TASK TO COMPLETE →
Whenever a line carries the word "review", pull it out of the entries.

GIVEN DATA →

● ● ● ● ●

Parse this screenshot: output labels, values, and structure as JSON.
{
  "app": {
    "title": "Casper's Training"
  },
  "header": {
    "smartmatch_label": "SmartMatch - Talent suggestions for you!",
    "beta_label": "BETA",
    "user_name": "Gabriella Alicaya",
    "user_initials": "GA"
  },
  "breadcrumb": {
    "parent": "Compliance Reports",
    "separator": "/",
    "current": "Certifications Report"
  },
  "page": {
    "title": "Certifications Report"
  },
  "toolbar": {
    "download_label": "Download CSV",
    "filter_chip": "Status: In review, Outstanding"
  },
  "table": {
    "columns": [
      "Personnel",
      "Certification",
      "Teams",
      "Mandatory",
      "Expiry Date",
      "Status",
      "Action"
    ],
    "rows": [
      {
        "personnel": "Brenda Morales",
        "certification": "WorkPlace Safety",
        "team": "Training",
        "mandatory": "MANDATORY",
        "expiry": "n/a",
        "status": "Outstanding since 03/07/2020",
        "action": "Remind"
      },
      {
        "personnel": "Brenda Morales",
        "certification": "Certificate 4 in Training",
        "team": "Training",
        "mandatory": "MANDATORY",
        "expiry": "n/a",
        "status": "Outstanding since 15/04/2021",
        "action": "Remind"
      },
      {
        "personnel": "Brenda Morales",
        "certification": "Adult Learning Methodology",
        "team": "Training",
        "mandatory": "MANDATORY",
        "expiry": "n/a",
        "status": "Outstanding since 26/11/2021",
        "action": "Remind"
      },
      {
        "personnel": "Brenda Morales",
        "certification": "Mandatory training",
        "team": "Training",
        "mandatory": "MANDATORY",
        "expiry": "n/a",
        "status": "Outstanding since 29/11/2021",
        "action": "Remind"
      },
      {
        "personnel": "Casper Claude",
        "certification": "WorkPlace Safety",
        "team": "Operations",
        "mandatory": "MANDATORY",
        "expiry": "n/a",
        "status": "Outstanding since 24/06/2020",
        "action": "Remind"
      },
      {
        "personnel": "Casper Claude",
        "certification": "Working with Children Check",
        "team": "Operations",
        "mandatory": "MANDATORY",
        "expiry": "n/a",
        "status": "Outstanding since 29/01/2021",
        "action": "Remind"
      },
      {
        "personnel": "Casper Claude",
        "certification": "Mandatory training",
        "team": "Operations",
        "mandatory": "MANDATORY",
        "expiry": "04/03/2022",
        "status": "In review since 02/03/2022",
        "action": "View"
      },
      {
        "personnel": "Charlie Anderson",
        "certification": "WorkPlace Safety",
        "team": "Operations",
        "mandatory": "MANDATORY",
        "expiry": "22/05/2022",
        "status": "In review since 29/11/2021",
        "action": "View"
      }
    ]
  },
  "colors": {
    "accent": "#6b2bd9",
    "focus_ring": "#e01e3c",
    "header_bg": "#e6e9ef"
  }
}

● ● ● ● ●

OUTPUT FOR THIS EXERCISE →
    "filter_chip": "Status: In review, Outstanding"
        "status": "In review since 02/03/2022",
        "status": "In review since 29/11/2021",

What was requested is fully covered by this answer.